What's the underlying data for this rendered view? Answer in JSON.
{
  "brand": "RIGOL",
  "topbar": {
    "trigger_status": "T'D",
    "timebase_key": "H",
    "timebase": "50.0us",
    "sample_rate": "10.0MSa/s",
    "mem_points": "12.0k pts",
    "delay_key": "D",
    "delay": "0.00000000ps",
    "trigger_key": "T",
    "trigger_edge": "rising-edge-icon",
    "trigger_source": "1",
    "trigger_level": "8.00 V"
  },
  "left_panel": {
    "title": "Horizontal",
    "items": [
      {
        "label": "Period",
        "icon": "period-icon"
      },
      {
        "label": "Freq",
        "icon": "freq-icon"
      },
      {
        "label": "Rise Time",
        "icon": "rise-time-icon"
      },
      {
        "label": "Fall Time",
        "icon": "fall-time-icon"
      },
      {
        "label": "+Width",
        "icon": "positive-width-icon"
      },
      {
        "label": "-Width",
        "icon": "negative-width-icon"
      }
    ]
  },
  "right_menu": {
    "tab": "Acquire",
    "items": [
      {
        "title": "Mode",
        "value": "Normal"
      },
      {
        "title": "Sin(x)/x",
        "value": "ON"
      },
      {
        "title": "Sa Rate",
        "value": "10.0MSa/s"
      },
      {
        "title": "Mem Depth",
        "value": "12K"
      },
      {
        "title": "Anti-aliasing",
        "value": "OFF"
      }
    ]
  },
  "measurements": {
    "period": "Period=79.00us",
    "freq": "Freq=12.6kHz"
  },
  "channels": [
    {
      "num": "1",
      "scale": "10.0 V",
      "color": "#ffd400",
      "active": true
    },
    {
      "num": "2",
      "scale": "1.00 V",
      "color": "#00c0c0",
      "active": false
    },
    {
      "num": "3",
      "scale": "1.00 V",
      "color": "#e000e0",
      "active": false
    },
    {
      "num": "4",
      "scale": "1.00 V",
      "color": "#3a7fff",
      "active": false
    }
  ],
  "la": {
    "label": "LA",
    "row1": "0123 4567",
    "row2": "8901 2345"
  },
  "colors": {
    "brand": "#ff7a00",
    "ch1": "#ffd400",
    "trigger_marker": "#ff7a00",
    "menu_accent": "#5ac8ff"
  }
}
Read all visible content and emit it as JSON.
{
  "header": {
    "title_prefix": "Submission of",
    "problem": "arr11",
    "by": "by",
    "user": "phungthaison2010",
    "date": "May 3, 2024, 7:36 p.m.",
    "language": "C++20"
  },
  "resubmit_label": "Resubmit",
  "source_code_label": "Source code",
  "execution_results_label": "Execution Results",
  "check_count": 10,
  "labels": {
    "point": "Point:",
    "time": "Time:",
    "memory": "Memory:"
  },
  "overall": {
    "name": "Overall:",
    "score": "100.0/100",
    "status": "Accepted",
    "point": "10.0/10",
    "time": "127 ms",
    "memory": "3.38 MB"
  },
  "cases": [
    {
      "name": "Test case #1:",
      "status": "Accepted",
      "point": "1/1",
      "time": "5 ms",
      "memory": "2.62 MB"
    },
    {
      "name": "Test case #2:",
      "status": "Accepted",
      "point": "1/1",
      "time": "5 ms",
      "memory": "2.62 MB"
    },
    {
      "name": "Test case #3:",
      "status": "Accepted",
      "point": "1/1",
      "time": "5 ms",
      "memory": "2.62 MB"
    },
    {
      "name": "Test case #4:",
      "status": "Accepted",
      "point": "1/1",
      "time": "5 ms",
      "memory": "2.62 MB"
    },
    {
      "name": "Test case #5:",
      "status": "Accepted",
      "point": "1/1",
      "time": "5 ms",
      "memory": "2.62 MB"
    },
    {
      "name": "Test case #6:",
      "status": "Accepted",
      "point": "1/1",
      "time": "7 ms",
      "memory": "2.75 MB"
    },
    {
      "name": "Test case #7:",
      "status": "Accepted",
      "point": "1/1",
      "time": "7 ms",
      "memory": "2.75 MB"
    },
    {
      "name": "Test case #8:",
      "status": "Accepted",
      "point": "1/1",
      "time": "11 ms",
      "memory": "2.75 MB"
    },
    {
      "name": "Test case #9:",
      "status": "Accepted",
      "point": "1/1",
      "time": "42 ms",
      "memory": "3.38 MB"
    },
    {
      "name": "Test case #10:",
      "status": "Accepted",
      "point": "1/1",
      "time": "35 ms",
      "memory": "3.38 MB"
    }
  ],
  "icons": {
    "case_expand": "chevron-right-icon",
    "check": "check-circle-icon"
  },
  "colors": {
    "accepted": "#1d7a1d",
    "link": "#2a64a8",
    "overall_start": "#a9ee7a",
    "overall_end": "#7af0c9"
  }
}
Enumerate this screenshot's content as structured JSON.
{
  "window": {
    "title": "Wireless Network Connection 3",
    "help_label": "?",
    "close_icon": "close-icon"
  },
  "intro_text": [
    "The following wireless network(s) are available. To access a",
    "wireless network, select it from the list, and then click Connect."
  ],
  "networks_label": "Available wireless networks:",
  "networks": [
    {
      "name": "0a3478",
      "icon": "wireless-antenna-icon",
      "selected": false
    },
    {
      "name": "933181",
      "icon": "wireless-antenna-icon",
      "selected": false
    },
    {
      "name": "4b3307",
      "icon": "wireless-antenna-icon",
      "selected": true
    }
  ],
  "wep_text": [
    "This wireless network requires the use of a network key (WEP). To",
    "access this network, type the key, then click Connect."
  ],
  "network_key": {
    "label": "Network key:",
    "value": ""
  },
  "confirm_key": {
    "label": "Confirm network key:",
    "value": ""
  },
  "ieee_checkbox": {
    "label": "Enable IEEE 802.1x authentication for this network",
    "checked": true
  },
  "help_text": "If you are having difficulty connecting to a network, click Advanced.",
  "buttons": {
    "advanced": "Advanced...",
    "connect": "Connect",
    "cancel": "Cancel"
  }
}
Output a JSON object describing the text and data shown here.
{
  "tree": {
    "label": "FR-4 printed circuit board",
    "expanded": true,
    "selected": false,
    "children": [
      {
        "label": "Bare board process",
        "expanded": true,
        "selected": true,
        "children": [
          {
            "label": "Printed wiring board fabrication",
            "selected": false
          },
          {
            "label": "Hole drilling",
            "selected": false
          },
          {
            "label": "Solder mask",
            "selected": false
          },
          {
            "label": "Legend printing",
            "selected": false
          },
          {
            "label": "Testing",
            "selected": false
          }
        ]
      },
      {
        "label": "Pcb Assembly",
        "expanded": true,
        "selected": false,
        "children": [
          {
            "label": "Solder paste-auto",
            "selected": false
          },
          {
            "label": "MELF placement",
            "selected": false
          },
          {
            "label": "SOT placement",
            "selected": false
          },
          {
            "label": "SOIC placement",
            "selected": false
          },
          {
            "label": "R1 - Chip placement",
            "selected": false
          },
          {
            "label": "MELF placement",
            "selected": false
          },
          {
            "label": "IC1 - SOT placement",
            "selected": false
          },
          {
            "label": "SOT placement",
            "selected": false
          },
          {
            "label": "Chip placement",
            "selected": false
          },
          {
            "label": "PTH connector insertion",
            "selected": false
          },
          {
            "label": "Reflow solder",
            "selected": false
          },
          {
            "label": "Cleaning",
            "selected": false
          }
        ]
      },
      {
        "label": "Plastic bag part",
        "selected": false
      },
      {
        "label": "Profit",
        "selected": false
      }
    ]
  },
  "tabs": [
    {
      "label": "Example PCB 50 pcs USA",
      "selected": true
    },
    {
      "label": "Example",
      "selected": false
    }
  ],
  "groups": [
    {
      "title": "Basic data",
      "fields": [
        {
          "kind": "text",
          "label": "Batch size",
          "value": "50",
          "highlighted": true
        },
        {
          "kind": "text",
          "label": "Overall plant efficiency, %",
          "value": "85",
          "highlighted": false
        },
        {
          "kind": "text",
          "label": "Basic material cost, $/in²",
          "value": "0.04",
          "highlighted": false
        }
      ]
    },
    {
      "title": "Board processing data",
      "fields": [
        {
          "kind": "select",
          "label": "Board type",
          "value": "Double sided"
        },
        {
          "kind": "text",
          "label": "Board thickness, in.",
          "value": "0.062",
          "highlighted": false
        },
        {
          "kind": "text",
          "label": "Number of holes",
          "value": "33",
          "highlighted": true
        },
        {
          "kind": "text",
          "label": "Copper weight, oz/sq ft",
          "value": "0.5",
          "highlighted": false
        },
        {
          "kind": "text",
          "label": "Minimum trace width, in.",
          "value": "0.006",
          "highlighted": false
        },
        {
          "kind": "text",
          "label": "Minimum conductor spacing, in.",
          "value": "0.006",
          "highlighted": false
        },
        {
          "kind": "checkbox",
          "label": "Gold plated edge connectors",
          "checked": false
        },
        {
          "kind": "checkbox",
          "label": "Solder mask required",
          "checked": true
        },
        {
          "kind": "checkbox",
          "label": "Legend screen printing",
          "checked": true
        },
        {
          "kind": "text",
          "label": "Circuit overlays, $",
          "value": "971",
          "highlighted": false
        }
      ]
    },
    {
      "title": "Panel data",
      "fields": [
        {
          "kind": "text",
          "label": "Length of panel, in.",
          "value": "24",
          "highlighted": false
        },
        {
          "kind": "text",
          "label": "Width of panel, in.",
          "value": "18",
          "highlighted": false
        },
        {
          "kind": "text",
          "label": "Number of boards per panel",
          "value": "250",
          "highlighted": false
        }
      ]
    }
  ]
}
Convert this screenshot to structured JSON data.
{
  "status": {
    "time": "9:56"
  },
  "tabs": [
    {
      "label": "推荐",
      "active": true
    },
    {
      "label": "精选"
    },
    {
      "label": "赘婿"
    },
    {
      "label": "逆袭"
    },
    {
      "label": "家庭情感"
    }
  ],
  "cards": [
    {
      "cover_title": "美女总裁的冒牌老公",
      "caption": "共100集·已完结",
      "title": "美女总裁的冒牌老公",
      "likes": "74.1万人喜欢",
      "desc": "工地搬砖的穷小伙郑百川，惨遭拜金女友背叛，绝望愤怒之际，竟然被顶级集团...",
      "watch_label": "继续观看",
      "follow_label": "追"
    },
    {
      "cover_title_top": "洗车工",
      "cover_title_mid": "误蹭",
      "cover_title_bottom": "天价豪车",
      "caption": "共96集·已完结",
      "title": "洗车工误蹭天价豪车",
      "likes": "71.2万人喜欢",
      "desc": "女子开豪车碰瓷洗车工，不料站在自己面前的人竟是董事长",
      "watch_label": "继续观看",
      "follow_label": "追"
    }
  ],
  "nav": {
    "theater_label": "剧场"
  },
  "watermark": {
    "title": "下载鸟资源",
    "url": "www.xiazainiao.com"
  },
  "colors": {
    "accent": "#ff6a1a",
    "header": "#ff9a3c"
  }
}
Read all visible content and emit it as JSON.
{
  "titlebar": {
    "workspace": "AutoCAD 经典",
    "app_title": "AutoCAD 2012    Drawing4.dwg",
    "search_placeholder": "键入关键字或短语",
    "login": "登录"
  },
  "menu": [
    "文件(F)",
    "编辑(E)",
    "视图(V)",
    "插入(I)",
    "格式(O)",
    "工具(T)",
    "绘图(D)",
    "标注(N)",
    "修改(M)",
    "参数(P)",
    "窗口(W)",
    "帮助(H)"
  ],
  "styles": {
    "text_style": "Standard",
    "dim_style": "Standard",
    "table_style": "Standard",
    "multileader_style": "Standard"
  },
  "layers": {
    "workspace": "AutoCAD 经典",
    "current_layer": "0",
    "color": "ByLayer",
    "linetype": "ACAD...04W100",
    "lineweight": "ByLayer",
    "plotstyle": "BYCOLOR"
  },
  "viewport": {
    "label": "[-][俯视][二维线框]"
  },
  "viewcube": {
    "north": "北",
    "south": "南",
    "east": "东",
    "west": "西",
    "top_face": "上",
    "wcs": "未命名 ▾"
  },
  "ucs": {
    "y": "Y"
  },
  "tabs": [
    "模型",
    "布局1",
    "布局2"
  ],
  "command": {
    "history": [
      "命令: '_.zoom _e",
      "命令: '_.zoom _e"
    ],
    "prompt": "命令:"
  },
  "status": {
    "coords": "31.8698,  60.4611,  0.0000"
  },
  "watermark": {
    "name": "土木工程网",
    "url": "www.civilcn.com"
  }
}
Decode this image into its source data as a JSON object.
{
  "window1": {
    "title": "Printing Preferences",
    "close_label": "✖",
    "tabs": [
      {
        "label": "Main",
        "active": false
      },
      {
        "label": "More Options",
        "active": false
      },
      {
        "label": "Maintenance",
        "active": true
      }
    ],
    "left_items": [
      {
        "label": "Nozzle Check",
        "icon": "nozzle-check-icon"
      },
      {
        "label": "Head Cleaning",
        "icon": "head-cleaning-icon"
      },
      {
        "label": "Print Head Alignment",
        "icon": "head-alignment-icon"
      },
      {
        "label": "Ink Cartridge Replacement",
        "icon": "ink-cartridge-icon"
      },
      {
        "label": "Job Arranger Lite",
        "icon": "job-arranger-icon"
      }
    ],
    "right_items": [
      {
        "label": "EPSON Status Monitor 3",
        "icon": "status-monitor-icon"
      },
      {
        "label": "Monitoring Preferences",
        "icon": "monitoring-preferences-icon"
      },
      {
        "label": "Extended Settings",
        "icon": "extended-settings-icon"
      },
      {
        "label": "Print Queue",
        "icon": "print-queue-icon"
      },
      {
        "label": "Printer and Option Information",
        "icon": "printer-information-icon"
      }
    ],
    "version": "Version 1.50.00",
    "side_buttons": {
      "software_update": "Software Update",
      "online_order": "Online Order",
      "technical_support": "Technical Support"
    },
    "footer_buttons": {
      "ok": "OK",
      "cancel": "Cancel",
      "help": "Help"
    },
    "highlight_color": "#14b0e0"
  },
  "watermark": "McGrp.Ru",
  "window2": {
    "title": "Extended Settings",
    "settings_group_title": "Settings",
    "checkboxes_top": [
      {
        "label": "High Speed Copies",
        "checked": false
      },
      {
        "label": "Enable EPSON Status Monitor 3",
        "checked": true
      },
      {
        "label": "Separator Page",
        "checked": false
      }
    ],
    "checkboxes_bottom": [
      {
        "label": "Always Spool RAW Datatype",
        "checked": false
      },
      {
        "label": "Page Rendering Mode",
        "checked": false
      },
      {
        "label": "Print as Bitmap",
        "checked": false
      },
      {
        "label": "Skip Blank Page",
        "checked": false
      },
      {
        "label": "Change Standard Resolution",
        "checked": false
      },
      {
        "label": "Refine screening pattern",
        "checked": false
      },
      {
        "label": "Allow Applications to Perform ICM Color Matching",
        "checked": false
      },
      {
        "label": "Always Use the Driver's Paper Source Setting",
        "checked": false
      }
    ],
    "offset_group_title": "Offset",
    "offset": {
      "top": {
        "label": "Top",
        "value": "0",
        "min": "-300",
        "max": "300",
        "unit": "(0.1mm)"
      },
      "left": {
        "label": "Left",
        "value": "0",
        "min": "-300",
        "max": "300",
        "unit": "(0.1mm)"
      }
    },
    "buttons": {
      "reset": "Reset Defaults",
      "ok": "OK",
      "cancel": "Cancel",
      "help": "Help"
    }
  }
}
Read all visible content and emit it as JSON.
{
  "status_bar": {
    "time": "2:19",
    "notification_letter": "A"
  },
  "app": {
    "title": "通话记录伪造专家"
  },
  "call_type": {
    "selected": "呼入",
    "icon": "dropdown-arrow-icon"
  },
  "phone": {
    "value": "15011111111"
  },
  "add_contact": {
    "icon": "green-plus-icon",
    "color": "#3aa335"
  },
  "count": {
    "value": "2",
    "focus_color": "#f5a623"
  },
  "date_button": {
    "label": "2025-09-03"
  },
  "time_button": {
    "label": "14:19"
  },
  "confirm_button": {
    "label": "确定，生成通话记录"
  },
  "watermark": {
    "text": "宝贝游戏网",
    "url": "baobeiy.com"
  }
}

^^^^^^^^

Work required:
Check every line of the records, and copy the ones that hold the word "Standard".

Response:
    "text_style": "Standard",
    "dim_style": "Standard",
    "table_style": "Standard",
    "multileader_style": "Standard"
        "label": "Change Standard Resolution",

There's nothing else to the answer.